National Museum of Korea, 137 Seobinggo-ro, Seoul, South Korea, +82 22077 9000

Art | Then and Now : The National Academy of Arts’ 60th Anniversary

26 April – 27 July

Faced with blockbuster exhibitions like the Musée d’Orsay show, it can be easy to forget the rich and diverse history of Korea’s homegrown artists. This is exactly the problem the National Academy of Arts was set up to counteract, and the organisation is now celebrating six decades with a blockbuster show of its own. This is a show not only showing the illustrious past of the organisation, but also looking forward into Korea’s seemingly bright artistic future, with the exhibition fairly evenly split between deceased masters of the academy and current members who are driving art in areas well worth visiting this exhibition to see.

National Museum of Modern and Contemporary Art, 30 Samcheong-ro, Seoul, South Korea, +82 2 3701 9500

Film | Puchon International Fantastic Film Festival

17 July to 27 July

Taking place in Seoul’s sister city of Puchon (or Buchon), 16 miles away from the capital, the PiFan is one of the world’s foremost genre film festivals which has focused on showing thriller, mystery, horror, fantasy and science fiction films in the 17 years it has been running. This year, the festival’s main theme is ‘Love, Fantasy, Adventure’, an overarching theme that allows a great variety of film types to be shown, a combination of populist and acclaimed film with programmes dedicated to short films, animation, world cinema and a special celebration of the 60th birthday of everyone’s favourite giant monster lizard, Godzilla.

Various Locations, Buchon, South Korea, +032 327 6313

Culture | Culture Day

Last Wednesday of every month
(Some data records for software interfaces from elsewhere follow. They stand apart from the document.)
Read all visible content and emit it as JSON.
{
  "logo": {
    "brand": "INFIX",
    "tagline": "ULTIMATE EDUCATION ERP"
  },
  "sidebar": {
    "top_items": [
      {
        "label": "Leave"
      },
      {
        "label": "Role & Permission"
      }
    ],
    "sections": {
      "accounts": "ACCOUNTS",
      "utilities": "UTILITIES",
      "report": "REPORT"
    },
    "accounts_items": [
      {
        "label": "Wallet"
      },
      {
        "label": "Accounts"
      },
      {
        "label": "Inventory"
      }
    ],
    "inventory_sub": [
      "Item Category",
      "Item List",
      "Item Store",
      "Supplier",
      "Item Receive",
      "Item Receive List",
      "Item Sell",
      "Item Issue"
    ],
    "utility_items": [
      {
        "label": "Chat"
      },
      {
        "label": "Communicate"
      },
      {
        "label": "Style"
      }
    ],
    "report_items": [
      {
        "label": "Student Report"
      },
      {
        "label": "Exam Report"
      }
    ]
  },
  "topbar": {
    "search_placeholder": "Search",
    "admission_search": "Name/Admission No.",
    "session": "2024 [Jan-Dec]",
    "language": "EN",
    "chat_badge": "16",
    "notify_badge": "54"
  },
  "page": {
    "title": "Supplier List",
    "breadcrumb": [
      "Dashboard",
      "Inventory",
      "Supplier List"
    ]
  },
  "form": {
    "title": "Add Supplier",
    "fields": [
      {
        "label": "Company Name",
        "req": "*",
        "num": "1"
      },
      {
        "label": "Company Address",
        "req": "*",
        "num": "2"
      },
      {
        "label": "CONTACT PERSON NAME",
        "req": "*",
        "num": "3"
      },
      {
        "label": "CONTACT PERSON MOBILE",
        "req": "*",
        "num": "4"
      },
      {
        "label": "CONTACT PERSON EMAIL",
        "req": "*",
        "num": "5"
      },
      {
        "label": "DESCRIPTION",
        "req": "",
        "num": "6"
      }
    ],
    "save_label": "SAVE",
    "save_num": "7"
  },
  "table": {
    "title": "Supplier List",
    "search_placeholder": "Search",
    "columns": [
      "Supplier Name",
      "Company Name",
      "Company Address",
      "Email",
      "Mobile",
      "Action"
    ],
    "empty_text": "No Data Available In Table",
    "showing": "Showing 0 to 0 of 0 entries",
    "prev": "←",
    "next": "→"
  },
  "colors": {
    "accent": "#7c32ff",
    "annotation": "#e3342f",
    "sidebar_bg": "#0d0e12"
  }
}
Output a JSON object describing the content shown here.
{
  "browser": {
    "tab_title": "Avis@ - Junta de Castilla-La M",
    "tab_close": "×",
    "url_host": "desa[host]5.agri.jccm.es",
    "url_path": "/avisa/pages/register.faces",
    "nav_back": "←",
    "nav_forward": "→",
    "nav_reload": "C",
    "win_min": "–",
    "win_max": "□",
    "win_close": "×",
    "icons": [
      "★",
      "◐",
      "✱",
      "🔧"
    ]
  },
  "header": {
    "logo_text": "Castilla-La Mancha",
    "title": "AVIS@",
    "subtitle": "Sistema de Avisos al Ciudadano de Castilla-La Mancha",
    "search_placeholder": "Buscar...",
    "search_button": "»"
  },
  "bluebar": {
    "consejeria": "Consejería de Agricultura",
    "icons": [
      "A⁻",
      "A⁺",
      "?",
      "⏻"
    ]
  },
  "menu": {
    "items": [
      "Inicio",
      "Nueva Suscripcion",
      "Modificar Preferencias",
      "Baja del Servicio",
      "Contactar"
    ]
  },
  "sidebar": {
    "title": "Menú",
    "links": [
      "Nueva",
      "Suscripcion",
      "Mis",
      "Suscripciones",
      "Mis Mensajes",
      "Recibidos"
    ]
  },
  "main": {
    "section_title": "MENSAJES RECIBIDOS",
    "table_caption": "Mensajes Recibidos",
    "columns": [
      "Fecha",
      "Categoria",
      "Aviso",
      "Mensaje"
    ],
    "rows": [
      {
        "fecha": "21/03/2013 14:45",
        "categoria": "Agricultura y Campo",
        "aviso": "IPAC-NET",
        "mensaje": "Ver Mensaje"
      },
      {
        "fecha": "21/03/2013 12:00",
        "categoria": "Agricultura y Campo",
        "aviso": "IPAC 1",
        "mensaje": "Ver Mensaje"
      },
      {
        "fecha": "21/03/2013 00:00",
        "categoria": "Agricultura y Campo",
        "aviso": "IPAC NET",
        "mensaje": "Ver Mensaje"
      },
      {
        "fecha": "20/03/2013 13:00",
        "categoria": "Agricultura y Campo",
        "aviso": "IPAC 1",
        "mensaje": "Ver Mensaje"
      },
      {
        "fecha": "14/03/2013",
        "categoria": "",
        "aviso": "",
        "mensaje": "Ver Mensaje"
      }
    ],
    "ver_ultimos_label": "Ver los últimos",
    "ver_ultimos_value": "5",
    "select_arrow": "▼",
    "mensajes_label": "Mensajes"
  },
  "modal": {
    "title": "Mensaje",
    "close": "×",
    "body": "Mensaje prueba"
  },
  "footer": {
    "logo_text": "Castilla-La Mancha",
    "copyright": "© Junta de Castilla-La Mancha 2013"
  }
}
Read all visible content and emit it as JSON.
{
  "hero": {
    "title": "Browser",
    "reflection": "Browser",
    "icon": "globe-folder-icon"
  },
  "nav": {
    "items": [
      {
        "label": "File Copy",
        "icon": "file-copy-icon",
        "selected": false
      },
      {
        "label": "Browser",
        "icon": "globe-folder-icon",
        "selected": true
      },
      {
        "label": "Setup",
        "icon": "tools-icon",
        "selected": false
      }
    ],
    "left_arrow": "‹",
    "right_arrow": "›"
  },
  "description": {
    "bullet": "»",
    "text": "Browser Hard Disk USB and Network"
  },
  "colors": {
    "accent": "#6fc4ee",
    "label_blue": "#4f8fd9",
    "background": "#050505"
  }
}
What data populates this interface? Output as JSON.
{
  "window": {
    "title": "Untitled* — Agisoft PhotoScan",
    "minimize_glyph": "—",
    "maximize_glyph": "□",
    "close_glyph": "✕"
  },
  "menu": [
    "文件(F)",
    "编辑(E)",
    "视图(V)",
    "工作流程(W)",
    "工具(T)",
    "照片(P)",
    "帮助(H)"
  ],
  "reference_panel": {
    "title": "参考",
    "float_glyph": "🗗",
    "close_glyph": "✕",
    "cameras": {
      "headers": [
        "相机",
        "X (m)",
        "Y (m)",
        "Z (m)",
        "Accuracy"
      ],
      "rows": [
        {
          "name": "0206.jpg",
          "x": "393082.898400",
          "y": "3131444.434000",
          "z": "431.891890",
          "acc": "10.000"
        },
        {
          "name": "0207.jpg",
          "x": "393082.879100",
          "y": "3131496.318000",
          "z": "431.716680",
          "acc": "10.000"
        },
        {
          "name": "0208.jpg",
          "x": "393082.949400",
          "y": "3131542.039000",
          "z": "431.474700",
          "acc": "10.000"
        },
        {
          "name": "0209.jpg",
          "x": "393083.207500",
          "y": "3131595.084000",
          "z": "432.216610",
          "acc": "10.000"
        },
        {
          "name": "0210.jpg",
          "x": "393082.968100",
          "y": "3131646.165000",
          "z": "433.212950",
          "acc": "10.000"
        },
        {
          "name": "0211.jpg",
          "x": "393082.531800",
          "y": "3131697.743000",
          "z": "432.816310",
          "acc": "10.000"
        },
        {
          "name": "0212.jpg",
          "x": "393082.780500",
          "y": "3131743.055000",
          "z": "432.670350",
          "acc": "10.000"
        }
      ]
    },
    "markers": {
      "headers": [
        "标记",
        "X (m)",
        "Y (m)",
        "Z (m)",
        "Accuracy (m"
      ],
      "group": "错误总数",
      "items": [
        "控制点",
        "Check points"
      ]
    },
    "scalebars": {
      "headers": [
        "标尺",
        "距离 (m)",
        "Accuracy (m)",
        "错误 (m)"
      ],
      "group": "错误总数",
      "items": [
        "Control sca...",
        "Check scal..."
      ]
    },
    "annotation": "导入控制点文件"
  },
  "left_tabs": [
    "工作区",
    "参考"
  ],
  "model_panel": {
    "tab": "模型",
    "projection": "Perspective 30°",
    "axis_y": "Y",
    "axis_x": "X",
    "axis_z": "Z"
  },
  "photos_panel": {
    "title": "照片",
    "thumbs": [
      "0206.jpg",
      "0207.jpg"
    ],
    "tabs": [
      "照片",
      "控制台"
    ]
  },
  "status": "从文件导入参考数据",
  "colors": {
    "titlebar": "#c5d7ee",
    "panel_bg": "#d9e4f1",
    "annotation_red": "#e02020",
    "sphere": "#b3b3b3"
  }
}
If the idea of many of these events appeal, but the attached admission price does not, then be sure to remember the last Wednesday of every month. To encourage wider involvement in arts and culture, on the day most of Seoul’s biggest institutions are open either for free of for highly reduced costs. This includes not just the museums and galleries (where up to 7000 won per person can be saved) but also tickets for many theatres, ballets and orchestras. The government is even in talks to further this scheme to include reduced price cinema tickets. All in all then, it really is the making of a wonderful (and wonderfully cheap) Wednesday.

Various Location, Seoul, South Korea, +82 44 203 2000


Leave a Reply

Fill in your details below or click an icon to log in:

WordPress.com Logo

You are commenting using your WordPress.com account. Log Out /  Change )

Google+ photo

You are commenting using your Google+ account. Log Out /  Change )

Twitter picture

You are commenting using your Twitter account. Log Out /  Change )

Facebook photo

You are commenting using your Facebook account. Log Out /  Change )


Connecting to %s